(A photo of Andrew given to me by one of his friends, Mallory Gill. It’s cropped, but in it he’s next to Millsaps’ Gandhi statue.)
I don’t know what to say. This is not like any entry I have ever written, nor is it one I ever thought I’d write. But I’m going to.
My good friend, Andrew Thomas, died last week. I found out on Friday the 17th, right after my Physics class. We had gone looking for him the night before, since no one had seen him since Sunday. The last time I had spoken with him was Monday night, late – our phone call kept cutting, so he sent me a text saying whatever it was he was going to tell me wasn’t that important. It probably wasn’t, but I will never know. I wish I could.
I didn’t know Andrew for all that long, if you look it realistically – less than a year, most likely. But last year we lived right next to each other, and it wasn’t until Devon forced an encounter (to put it in simplest terms) that we became friends. We all studied for Chemistry together, and Andrew was incredibly helpful in the production of the Millsaps version of Trouble in Paradise, where he helped in the writing process (and was a Zombie).
(Andrew was an incredibly private person. Most pictures of him I took were deleted, whether or not he said I could keep it. Thus, this is the only picture I have of the two of us – pretending to be asleep after the completion of a prank.)
We were hall mates again this year. Andrew took Organic Chem over the summer and was supposed to help Devon and I study for the tests, all the while laughing that we were suffering through it. He wanted to be a doctor, probably more than I want to.
Andrew was incredibly intelligent, a fact that everyone who knew him was aware of. His ability to explain complex ideas in the simplest of terms was unrivaled – the last time I saw him, Sunday the 12th, he helped me understand some Organic Chemistry.
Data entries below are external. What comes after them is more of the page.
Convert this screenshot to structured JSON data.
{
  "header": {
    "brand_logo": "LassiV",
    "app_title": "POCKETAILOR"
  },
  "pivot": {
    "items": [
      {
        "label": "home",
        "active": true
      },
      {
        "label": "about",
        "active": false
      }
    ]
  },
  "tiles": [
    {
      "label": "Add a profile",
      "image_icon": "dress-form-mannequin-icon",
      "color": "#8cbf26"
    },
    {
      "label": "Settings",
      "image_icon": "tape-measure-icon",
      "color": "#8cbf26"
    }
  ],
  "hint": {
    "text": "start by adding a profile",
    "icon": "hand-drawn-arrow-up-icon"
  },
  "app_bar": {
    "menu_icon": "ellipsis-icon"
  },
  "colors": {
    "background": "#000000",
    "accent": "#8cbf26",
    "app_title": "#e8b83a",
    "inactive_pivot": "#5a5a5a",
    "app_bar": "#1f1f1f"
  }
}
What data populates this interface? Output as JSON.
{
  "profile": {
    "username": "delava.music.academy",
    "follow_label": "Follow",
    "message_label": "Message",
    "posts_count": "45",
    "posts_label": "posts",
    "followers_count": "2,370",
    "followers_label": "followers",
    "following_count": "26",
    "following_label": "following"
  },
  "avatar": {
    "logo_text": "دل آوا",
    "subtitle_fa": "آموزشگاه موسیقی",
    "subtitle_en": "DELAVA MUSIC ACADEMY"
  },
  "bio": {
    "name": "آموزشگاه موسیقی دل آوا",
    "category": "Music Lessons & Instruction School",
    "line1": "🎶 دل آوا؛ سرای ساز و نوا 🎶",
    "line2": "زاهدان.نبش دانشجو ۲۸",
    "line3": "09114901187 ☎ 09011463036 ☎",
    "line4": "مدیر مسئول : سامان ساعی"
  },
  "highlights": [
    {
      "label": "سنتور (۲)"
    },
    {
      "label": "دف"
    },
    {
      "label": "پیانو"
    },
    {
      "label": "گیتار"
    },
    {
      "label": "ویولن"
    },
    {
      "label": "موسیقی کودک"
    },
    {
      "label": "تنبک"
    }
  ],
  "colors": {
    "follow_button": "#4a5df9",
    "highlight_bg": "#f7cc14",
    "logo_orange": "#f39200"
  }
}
This guy did mathematics proofs on his whiteboard, and was excited about a Number Theory class, something so beyond me I tried not to look at his book while it was open.
(Andrew asked if I could take a picture of a proof he had been working on and and send it to him so he could continue it later. Maybe it makes sense to you?)
We pulled pranks together. He planned to start a Culinary club this year. He was taking 20 hours of classes this semester and seemed to enjoy it all.
He helped keep me grounded, and is one of the few people that would be completely honest with me; brutally honest if necessary. It made his compliments that much more powerful and his criticism that much more important.
I wish that all of you could have met him. My friend with three first names was a frequent commenter on this blog, a hall mate, a member of many clubs I was in, and most importantly, a dear friend. Though he is gone, I know I will never forget him.
There are things we’ll never get to do, friend. The promised chess game, a Pokemon card game, making our own “Great Board Game Project”, dinner theater, finishing Arrested Development, and so many other things. But you know what? I’m glad we did what we did. I apologize for all of the times I annoyed you – but I take solace in the fact that you still hung out with us. I clearly wasn’t too annoying. There will never be enough words to describe you, nor enough time. I hope this is, at least, adequate.
Thank you, Andrew, for the memories. Thank you for everything.